The proposed £6 broadband tax that will fund the installation of a next-generation fibre network in the UK, will go ahead before the next election, says the government.
The tax, which was unveiled as part of the government's Digital Britain proposals earlier this year, is designed to bring 2Mbps broadband to every single UK residents, but it has been met with much opposition from consumers and ISPs.
Treasury Minister Stephen Timms said it was his aim to legislate for 50p per month charge on copper telephone lines "this side of a general election" during a British Computer Society debate.
Timms also revealed the tax would raise £150m to £175m a year.
Michael Phillips, product director at comparison website Broadbandchoices.co.uk said : "Our concern is that the upgrading of the UK's broadband infrastructure is a mammoth undertaking and this unpopular tax will barely make a dent in the likely total cost".

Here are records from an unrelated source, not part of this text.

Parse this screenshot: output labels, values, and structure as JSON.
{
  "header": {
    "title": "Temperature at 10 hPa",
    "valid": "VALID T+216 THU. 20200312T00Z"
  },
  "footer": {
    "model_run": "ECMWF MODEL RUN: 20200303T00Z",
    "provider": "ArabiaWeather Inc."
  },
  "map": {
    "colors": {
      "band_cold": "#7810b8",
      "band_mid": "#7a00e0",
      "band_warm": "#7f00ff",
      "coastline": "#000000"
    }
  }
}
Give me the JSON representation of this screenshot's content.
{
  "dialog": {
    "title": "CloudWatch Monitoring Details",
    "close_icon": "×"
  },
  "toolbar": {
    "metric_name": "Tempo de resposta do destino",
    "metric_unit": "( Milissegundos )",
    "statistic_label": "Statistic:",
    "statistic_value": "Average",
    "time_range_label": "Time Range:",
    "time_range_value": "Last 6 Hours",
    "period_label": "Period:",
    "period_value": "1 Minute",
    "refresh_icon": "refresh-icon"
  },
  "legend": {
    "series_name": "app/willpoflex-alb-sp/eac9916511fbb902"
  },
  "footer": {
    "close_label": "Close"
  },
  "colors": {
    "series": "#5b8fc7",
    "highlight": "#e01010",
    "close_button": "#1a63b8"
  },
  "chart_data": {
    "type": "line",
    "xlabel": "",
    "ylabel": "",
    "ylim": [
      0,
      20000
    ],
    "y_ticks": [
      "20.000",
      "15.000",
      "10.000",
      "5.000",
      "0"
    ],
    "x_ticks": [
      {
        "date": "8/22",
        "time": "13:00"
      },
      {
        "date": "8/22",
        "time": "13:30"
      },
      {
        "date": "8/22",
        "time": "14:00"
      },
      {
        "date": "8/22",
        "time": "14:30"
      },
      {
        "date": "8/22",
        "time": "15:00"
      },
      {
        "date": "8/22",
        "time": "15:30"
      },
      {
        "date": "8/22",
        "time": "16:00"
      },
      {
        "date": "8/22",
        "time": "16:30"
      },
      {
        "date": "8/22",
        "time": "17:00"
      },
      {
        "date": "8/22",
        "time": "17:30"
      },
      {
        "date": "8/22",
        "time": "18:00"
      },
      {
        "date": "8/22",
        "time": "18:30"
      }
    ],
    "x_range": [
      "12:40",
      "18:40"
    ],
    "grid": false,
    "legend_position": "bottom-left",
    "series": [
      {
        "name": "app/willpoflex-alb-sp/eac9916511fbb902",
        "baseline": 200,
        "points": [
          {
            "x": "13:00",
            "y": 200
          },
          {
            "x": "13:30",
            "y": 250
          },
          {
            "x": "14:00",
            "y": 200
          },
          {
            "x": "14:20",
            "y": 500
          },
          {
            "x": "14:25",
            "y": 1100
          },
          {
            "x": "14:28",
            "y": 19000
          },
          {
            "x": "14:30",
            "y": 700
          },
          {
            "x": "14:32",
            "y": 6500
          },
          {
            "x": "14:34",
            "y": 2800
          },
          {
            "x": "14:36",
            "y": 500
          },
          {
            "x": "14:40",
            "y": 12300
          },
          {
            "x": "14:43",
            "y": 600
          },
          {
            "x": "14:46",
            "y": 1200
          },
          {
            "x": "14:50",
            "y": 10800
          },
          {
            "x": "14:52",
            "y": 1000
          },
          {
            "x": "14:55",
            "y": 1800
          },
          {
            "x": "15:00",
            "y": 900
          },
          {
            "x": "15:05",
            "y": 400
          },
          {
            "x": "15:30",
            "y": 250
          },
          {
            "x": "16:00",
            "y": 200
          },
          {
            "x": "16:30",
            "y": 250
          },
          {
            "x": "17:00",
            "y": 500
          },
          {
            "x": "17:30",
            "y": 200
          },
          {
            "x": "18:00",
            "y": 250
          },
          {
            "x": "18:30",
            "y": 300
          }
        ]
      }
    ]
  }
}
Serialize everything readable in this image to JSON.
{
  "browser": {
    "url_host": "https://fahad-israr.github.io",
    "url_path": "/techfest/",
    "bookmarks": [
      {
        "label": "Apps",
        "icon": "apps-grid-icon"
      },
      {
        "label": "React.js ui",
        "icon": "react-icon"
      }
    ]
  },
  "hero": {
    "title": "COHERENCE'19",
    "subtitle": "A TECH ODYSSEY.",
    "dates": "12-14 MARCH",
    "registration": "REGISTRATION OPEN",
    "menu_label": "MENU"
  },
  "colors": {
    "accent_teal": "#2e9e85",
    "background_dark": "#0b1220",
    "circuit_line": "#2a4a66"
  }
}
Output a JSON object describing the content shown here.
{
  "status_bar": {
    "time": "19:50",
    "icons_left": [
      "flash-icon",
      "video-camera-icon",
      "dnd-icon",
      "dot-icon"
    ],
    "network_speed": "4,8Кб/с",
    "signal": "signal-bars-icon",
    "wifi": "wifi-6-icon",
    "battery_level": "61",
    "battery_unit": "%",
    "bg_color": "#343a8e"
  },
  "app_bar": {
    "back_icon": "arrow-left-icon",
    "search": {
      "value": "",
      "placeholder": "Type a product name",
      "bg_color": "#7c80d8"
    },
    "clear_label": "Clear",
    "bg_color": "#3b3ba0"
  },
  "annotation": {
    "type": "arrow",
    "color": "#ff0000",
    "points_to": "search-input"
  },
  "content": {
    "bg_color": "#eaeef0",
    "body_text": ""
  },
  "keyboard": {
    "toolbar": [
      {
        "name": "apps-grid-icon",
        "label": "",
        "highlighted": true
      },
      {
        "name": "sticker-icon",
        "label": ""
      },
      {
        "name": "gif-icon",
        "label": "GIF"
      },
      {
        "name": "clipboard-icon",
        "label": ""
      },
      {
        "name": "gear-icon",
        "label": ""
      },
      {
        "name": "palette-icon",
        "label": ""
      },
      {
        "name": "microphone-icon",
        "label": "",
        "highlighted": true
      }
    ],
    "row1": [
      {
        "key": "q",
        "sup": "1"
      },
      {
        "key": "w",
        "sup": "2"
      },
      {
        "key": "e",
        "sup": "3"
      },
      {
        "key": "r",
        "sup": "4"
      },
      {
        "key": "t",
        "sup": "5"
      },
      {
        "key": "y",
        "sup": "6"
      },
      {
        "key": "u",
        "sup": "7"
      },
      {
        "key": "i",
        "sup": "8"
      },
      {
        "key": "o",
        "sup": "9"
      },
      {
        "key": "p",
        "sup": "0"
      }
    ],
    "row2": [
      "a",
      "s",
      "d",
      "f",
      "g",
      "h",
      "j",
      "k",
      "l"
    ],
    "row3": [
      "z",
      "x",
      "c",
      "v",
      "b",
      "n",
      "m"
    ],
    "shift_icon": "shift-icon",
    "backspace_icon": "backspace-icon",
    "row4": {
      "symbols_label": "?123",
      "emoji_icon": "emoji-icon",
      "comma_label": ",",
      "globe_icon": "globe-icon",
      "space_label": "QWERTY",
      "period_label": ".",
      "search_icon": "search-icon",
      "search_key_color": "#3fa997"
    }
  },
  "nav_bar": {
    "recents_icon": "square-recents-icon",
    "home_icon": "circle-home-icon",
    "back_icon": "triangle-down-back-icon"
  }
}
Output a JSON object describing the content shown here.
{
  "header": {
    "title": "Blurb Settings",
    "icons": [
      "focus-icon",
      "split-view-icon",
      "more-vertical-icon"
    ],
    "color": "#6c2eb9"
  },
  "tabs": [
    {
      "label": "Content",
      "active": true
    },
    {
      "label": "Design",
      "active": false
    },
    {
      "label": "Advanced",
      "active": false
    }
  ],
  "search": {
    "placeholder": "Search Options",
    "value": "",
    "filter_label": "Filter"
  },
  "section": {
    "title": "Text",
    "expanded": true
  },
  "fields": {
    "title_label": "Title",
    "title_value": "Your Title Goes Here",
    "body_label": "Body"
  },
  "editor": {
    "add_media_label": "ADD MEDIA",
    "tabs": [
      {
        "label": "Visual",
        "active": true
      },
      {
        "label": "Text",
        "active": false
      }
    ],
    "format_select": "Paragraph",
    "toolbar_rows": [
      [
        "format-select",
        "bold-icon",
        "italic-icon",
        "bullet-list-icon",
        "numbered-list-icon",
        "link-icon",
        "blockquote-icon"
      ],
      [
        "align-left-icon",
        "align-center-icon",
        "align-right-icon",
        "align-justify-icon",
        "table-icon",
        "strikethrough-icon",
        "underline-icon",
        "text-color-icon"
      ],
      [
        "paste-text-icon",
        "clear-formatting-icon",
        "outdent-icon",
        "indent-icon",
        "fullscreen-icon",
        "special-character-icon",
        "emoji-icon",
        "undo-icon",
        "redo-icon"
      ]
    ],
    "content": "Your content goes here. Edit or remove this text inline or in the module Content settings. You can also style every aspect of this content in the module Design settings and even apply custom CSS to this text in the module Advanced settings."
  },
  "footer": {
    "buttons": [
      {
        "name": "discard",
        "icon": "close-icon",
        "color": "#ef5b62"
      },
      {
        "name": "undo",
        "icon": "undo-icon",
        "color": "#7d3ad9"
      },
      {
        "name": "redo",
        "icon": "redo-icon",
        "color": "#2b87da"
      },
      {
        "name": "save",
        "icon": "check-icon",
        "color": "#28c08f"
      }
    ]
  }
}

"Research we carried out earlier this year indicated that half of consumers felt that line rental costs weren't good value for money. This is just another body blow to customers that have already seen the majority of telecoms suppliers significantly raise line rental charges this year."
See also: Stephen Timms to replace Lord Carter